::: Extracted records :::

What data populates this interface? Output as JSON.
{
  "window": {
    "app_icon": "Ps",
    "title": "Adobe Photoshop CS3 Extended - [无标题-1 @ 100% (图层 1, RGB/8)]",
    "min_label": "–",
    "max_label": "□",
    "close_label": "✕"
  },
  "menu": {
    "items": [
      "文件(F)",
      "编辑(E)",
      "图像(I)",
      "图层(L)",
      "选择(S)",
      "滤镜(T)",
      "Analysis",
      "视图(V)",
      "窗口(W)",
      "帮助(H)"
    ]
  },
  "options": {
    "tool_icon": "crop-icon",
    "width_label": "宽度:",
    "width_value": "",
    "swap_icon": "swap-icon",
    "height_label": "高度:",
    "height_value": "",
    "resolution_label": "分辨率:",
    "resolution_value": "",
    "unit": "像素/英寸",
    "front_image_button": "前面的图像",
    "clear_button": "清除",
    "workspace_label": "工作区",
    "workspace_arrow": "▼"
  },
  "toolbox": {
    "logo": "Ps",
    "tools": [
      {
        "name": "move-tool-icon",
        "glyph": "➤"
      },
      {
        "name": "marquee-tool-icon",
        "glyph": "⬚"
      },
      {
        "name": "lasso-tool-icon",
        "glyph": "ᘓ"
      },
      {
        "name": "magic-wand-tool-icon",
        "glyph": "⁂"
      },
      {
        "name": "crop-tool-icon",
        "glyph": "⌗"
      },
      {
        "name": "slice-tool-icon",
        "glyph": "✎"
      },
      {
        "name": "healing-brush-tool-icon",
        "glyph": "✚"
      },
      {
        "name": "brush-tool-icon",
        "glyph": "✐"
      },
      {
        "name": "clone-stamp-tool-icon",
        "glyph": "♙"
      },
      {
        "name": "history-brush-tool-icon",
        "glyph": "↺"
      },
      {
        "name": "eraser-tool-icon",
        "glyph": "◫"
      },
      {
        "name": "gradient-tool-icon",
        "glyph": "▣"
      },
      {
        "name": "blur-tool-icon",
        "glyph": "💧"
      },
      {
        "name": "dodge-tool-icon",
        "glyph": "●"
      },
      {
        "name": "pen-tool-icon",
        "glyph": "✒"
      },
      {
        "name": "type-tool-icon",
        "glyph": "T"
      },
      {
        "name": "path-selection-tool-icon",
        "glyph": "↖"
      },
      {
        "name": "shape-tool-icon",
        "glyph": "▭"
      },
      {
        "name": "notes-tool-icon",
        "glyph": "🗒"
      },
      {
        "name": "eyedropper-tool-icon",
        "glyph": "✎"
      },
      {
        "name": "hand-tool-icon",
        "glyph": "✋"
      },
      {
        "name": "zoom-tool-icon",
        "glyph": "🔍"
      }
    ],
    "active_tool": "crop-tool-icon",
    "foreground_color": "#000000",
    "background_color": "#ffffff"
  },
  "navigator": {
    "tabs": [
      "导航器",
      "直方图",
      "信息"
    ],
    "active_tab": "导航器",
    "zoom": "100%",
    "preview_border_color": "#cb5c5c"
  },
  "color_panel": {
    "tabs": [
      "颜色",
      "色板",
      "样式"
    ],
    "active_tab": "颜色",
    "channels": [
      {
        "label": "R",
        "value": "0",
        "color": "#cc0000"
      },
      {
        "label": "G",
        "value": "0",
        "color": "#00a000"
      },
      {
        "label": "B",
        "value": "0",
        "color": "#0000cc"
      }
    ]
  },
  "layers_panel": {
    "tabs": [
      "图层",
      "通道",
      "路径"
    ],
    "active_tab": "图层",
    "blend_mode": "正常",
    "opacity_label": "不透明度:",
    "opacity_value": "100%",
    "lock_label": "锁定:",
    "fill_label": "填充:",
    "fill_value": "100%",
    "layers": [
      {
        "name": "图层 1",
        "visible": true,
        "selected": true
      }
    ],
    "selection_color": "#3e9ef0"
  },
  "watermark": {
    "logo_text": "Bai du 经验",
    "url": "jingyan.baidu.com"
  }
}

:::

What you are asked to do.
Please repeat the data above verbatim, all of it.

Written reply.
What data populates this interface? Output as JSON.
{
  "window": {
    "app_icon": "Ps",
    "title": "Adobe Photoshop CS3 Extended - [无标题-1 @ 100% (图层 1, RGB/8)]",
    "min_label": "–",
    "max_label": "□",
    "close_label": "✕"
  },
  "menu": {
    "items": [
      "文件(F)",
      "编辑(E)",
      "图像(I)",
      "图层(L)",
      "选择(S)",
      "滤镜(T)",
      "Analysis",
      "视图(V)",
      "窗口(W)",
      "帮助(H)"
    ]
  },
  "options": {
    "tool_icon": "crop-icon",
    "width_label": "宽度:",
    "width_value": "",
    "swap_icon": "swap-icon",
    "height_label": "高度:",
    "height_value": "",
    "resolution_label": "分辨率:",
    "resolution_value": "",
    "unit": "像素/英寸",
    "front_image_button": "前面的图像",
    "clear_button": "清除",
    "workspace_label": "工作区",
    "workspace_arrow": "▼"
  },
  "toolbox": {
    "logo": "Ps",
    "tools": [
      {
        "name": "move-tool-icon",
        "glyph": "➤"
      },
      {
        "name": "marquee-tool-icon",
        "glyph": "⬚"
      },
      {
        "name": "lasso-tool-icon",
        "glyph": "ᘓ"
      },
      {
        "name": "magic-wand-tool-icon",
        "glyph": "⁂"
      },
      {
        "name": "crop-tool-icon",
        "glyph": "⌗"
      },
      {
        "name": "slice-tool-icon",
        "glyph": "✎"
      },
      {
        "name": "healing-brush-tool-icon",
        "glyph": "✚"
      },
      {
        "name": "brush-tool-icon",
        "glyph": "✐"
      },
      {
        "name": "clone-stamp-tool-icon",
        "glyph": "♙"
      },
      {
        "name": "history-brush-tool-icon",
        "glyph": "↺"
      },
      {
        "name": "eraser-tool-icon",
        "glyph": "◫"
      },
      {
        "name": "gradient-tool-icon",
        "glyph": "▣"
      },
      {
        "name": "blur-tool-icon",
        "glyph": "💧"
      },
      {
        "name": "dodge-tool-icon",
        "glyph": "●"
      },
      {
        "name": "pen-tool-icon",
        "glyph": "✒"
      },
      {
        "name": "type-tool-icon",
        "glyph": "T"
      },
      {
        "name": "path-selection-tool-icon",
        "glyph": "↖"
      },
      {
        "name": "shape-tool-icon",
        "glyph": "▭"
      },
      {
        "name": "notes-tool-icon",
        "glyph": "🗒"
      },
      {
        "name": "eyedropper-tool-icon",
        "glyph": "✎"
      },
      {
        "name": "hand-tool-icon",
        "glyph": "✋"
      },
      {
        "name": "zoom-tool-icon",
        "glyph": "🔍"
      }
    ],
    "active_tool": "crop-tool-icon",
    "foreground_color": "#000000",
    "background_color": "#ffffff"
  },
  "navigator": {
    "tabs": [
      "导航器",
      "直方图",
      "信息"
    ],
    "active_tab": "导航器",
    "zoom": "100%",
    "preview_border_color": "#cb5c5c"
  },
  "color_panel": {
    "tabs": [
      "颜色",
      "色板",
      "样式"
    ],
    "active_tab": "颜色",
    "channels": [
      {
        "label": "R",
        "value": "0",
        "color": "#cc0000"
      },
      {
        "label": "G",
        "value": "0",
        "color": "#00a000"
      },
      {
        "label": "B",
        "value": "0",
        "color": "#0000cc"
      }
    ]
  },
  "layers_panel": {
    "tabs": [
      "图层",
      "通道",
      "路径"
    ],
    "active_tab": "图层",
    "blend_mode": "正常",
    "opacity_label": "不透明度:",
    "opacity_value": "100%",
    "lock_label": "锁定:",
    "fill_label": "填充:",
    "fill_value": "100%",
    "layers": [
      {
        "name": "图层 1",
        "visible": true,
        "selected": true
      }
    ],
    "selection_color": "#3e9ef0"
  },
  "watermark": {
    "logo_text": "Bai du 经验",
    "url": "jingyan.baidu.com"
  }
}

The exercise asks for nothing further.